One-Year Impact Findings from the Youth Villages Transitional Living Evaluation
Young adults with histories of foster care or juvenile justice custody experience poor outcomes across a number of domains, on average, relative to their peers. While government funding for services targeting these groups of young people has increased in recent years, research on the effectiveness of such services is limited, and few of the programs that have been rigorously tested have been found to improve outcomes.
The Youth Villages Transitional Living Evaluation is testing whether the Transitional Living program, operated by the social service organization Youth Villages, makes a difference in the lives of young people with histories of foster care or juvenile justice custody. The program, which was renamed “YVLifeSet” in April 2015, is intended to help these young people make a successful transition to adulthood by providing intensive, individualized, and clinically focused case management, support, and counseling.
The evaluation uses a rigorous random assignment design and is set in Tennessee, where Youth Villages operates its largest Transitional Living program. From October 2010 to October 2012, more than 1,300 young people were assigned, at random, to either a program group, which was offered the Transitional Living program’s services, or to a control group, which was not offered those services. Using survey and administrative data, the evaluation team is measuring outcomes for both groups over time to assess whether Transitional Living services led to better outcomes for program group youth compared with the control group’s outcomes.
This is the second major report in the evaluation. An earlier report provides a detailed description of the Transitional Living program model and assesses its implementation. This second report assesses whether the program affected key outcomes during the first year after young people enrolled in the study. It shows that the Transitional Living program improved outcomes in three of the six domains that it was designed to affect. The program boosted earnings, increased housing stability and economic well-being, and improved some outcomes related to health and safety. However, it did not improve outcomes in the areas of education, social support, or criminal involvement.

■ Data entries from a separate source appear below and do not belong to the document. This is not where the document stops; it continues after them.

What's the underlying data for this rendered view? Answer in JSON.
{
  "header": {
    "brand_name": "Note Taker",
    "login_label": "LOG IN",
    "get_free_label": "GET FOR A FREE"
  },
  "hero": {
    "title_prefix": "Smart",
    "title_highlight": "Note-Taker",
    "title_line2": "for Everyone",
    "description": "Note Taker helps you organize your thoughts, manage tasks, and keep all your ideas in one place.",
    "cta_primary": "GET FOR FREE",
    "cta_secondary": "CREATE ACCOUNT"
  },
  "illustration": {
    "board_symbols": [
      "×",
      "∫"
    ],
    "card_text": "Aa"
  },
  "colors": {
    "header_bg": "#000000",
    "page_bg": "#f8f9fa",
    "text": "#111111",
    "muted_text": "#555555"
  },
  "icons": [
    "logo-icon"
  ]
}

These results indicate that the Transitional Living program can improve multiple outcomes for young adults with histories of foster care or juvenile justice custody, a notable finding given the paucity of documented positive effects for programs that serve these populations. While the individual effects of the program were modest, their breadth across several domains is consistent with the highly individualized nature of the program model, which is designed to address the wide variety of needs and circumstances of the young people it serves. These findings set the stage for additional analysis using a second year of follow-up data and an assessment of the program’s benefits relative to its costs. Those results will be available in 2016.